The implosion of Australia’s corporate watchdog, the Australian Securities and Investments Commission, under the federal government’s new directions, has gone from tragedy to farce.
ASIC was described as “weak, hesitant and timid” in a 2014 Senate review of its performance. To be fair, that was before ASIC’s current leadership.
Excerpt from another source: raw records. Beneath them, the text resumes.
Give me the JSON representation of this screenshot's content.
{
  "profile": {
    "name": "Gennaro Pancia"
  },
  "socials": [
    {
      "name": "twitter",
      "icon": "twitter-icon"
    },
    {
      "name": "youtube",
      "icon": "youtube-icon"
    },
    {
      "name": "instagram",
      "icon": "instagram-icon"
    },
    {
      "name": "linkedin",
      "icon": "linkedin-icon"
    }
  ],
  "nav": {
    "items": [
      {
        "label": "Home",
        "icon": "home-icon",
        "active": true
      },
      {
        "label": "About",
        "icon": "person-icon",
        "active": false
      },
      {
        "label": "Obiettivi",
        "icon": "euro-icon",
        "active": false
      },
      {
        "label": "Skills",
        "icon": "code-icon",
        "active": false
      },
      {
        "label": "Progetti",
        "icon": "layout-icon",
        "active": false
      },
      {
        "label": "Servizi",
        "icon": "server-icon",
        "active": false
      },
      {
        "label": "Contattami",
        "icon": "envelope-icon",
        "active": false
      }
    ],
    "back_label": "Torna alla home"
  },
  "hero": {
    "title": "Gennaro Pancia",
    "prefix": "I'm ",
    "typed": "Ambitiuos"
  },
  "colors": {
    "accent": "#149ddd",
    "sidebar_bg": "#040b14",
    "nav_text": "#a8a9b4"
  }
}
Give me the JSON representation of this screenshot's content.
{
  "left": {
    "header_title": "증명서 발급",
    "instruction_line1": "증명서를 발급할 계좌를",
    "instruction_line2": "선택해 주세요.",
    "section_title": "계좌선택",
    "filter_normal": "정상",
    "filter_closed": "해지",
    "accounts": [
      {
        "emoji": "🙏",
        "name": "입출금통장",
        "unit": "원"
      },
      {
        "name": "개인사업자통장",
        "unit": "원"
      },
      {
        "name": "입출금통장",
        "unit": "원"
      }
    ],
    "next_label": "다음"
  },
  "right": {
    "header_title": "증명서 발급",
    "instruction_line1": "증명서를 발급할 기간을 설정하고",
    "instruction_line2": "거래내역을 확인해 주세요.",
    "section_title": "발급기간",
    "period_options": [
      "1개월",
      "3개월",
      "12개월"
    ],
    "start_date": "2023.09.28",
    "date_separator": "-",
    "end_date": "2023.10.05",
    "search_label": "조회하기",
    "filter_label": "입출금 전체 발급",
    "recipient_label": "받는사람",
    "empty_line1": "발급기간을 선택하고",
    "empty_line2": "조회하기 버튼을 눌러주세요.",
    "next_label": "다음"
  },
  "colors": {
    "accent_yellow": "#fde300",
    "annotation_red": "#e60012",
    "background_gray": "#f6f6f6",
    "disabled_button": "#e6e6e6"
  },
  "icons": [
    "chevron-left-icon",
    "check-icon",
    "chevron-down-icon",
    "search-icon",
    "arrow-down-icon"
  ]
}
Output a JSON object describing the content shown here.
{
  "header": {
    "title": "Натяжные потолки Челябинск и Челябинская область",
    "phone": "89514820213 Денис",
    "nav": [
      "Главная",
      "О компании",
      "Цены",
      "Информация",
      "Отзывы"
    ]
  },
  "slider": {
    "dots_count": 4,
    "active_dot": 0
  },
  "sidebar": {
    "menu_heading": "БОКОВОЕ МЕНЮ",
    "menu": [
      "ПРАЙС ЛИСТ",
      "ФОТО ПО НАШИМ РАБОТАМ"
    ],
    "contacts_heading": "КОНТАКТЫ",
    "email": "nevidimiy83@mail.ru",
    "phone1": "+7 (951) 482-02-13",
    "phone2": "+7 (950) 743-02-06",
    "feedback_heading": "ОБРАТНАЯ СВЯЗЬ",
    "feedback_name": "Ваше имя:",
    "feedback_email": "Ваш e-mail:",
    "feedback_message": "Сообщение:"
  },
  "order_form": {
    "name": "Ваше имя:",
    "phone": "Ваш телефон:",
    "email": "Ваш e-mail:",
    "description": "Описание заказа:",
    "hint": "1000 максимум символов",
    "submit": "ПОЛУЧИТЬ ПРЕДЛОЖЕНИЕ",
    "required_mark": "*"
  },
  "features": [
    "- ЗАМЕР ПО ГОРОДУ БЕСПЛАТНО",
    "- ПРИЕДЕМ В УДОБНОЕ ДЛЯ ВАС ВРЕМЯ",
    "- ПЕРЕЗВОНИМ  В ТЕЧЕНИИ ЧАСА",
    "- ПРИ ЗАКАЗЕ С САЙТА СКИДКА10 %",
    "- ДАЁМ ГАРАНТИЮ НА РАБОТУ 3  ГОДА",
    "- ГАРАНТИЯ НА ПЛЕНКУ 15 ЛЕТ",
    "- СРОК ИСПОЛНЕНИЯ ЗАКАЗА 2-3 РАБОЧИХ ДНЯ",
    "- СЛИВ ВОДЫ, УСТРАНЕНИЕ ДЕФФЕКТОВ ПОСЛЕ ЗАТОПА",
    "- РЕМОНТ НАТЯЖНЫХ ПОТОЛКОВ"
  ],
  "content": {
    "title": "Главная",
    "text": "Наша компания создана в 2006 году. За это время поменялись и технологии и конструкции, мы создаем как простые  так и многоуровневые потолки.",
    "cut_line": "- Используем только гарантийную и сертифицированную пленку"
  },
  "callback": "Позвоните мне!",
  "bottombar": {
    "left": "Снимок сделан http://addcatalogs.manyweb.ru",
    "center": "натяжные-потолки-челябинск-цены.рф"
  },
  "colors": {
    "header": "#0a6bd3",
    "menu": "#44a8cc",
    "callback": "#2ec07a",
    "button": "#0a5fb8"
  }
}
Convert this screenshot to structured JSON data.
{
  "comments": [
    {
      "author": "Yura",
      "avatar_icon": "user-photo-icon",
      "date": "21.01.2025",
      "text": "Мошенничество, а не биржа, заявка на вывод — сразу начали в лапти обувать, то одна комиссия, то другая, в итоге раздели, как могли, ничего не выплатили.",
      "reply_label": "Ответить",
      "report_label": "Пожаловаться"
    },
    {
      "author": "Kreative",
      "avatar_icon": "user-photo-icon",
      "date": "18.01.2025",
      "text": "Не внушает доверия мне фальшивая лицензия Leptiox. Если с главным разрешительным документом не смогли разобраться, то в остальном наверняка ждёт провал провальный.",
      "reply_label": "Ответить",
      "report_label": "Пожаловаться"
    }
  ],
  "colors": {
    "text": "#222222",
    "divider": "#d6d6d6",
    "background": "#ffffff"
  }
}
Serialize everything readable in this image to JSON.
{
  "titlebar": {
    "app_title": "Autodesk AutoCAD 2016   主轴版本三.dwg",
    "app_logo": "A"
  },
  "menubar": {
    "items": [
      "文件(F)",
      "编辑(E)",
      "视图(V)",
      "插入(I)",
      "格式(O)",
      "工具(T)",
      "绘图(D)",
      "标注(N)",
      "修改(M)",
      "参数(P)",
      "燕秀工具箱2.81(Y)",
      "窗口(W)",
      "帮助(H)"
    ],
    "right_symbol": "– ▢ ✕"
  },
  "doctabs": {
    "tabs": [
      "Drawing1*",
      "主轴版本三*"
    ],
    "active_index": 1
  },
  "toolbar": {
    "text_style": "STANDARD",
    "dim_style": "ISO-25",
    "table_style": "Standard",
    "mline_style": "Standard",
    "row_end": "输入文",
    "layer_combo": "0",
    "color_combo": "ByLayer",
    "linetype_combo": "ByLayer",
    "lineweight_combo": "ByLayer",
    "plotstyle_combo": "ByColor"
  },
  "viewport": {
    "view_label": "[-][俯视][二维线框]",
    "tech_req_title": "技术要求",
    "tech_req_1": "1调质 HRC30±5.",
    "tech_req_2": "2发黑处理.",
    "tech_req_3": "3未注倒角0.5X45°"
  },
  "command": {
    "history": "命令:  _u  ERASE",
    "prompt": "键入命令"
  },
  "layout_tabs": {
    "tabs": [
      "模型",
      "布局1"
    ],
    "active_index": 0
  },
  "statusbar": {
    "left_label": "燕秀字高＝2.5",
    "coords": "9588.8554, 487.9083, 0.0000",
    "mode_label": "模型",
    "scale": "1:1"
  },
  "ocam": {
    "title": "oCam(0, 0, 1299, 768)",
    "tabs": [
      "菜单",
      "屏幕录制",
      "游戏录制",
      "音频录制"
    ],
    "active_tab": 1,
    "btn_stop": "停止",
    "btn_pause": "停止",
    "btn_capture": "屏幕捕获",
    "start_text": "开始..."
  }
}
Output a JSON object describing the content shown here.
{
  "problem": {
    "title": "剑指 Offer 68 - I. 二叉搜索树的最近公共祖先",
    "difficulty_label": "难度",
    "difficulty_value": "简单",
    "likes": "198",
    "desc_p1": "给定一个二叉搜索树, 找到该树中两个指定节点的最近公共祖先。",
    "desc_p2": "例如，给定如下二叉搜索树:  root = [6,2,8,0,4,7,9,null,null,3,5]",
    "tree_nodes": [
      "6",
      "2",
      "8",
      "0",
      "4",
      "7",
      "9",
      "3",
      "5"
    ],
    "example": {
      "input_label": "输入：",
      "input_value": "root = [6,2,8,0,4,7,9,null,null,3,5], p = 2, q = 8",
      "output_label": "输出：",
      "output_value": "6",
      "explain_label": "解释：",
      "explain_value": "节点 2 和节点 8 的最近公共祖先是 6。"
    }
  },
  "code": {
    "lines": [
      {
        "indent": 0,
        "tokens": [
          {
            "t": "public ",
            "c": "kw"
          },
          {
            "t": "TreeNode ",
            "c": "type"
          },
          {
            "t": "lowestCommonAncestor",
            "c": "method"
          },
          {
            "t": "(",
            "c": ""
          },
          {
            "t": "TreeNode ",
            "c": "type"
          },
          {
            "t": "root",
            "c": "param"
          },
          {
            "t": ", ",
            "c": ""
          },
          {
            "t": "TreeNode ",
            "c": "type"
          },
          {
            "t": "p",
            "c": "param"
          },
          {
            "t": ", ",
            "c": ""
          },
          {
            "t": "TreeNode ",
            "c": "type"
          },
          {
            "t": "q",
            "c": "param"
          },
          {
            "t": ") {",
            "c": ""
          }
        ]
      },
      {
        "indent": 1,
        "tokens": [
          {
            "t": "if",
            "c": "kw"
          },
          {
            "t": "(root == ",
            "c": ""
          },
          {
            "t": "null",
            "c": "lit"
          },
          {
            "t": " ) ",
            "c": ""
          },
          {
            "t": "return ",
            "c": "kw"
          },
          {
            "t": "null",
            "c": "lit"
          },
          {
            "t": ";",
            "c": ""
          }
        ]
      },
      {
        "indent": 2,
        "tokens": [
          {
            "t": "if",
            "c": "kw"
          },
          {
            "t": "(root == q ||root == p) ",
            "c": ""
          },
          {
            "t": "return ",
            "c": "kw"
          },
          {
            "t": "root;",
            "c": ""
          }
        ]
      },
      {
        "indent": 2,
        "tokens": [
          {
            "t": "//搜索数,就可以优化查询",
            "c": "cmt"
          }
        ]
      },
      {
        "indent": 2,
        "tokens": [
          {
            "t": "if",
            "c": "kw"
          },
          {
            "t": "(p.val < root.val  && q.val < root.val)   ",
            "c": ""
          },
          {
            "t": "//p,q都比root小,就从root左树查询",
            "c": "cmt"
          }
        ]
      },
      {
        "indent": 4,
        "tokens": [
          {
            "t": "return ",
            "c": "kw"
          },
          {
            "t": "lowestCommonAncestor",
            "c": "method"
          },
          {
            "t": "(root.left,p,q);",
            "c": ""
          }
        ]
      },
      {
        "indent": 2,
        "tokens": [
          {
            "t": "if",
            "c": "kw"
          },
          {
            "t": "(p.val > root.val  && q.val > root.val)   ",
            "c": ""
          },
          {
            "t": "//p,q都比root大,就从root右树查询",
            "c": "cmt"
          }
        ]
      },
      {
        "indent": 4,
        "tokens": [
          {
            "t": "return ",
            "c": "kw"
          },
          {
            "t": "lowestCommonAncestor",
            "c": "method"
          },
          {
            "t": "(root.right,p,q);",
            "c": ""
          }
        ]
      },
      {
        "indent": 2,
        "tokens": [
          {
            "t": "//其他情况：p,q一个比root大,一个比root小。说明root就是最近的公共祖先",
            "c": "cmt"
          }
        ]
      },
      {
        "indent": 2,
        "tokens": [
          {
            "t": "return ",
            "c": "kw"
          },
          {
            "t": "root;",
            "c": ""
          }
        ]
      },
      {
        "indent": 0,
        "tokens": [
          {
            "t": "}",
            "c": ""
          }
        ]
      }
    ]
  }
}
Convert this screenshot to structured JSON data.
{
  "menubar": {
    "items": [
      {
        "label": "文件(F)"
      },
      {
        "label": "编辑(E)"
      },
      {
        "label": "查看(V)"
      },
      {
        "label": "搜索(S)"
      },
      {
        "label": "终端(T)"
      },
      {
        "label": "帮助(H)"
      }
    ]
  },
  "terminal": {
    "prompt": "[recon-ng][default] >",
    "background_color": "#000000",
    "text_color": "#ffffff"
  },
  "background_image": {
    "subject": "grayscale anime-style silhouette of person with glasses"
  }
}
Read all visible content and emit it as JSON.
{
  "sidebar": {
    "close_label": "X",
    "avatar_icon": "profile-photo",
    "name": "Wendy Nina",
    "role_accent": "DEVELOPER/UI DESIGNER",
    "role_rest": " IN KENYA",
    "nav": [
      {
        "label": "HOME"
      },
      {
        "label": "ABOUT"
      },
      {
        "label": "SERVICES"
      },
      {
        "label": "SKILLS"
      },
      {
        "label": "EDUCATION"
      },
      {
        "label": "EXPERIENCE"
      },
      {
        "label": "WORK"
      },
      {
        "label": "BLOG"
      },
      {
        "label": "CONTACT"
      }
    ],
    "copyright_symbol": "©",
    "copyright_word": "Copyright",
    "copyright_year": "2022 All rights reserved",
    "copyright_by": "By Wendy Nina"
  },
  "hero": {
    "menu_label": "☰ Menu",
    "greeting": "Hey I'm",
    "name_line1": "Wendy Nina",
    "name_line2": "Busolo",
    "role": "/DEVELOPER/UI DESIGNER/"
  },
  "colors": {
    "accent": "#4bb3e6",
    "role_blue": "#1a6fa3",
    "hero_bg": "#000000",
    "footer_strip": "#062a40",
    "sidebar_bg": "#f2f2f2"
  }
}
Now any assessment could add “dazed and confused”.
Last week we got a dose of that in the doublespeak of ASIC’s new chair Joseph Longo and deputy chair Sarah Court in their “first significant media interview” — with the Australian Financial Review.
The pair were asked about ASIC’s commitment to the “why not litigate?” approach recommended in 2019 by the Hayne royal commission into misconduct in the financial services industry.
Following the litany of revelations where the corporate regulator had failed to take action against illegal behaviour, royal commissioner Kenneth Hayne made it clear that when ASIC saw a law broken, its obligation, in deciding on a response, was to first ask itself “why not litigate”?
“I love litigation,” Longo told the AFR. “It’s what I used to do and Sarah is an expert at it.”
But in the same interview Court — ASIC’s head of enforcement — said the why-not-litigate strategy “has had its day”.
Confusion is to be expected when a regulator is told to both enforce and refrain from enforcing the law — which is effectively what the federal government did last month in the “statement of expectations” it handed ASIC.
The previous statement, issued in 2018, began with acknowledging “the independence of ASIC and its responsibility for market conduct regulation”.
The new statement begins by saying ASIC is expected to “identify and pursue opportunities to contribute to the Government’s economic goals”.
ASIC accepted the banking royal commission’s why-not-litigate recommendation in 2019. But the federal government’s view of this was underlined last Friday when Longo fronted the House of Representatives’ standing committee on economics.
The committee’s chair, Tim Wilson, slammed the “why not litigate” approach as binary, wrong-headed and farcical. He also disputed that ASIC was too close to regulated companies, despite the overwhelming evidence to the contrary.
Return to enforceable undertakings
The answers Longo and Court gave the AFR also suggest ASIC is backing away from the Hayne royal commission’s recommendation on “enforceable undertakings” — by which transgressors negotiate a settlement without an admission of wrongdoing.
A regulator might think using enforceable undertakings was better than taking a company to court, Commissioner Hayne said in his final report.
But that view cannot be formed without having first given proper consideration to questions of deterrence, both general and specific. A regulatory response to a breach of law that does not deter, generally and specifically, will rarely be a more effective regulatory outcome.“
Court, however, told the AFR:
My own view is that an enforceable undertaking can be completely appropriate in the right circumstance. Infringement notices can be completely appropriate.
Royal commission’s fading influence
The impression gained is of an attempt to pay some lip service to the royal commission but also demonstrate fealty to the federal government.
The federal government repeatedly resisted the royal commission, then backed away from its commitment to act on all the recommendations. What has changed since the royal commission? Not much.
Last week the Federal Court fined Westpac A$10.5 million for deceptive behaviour towards members of the Westpac-owned BT Superannuation Fund - a ruling stemming from litigation initiated by ASIC in 2016. This is the same BT ordered two weeks ago by the Australia Prudential Regulatory Authority to advise about 500,000 members of its Retirement Wrap fund that they should leave the fund, so bad have their returns been.
In his judgement, Justice Michael O'Bryan criticised Westpac for failing to fix its compliance failures, tardiness in compensating customers and lack of apology: "Westpac has not expressed regret for the conduct, does not appear to have taken steps to remedy the compliance deficiencies and has been tardy in progressing a remediation plan.”
At least, though, ASIC litigated against Westpac — successfully pursuing an appeal when it lost its first case. What chance would there be of achieving a fair outcome for consumers from a “no-regrets Westpac” had it not gone to court? Not much.
Australia’s battered and bruised financial consumers have every right to say to the regulator, and the government: enforce the law, or get out of the way.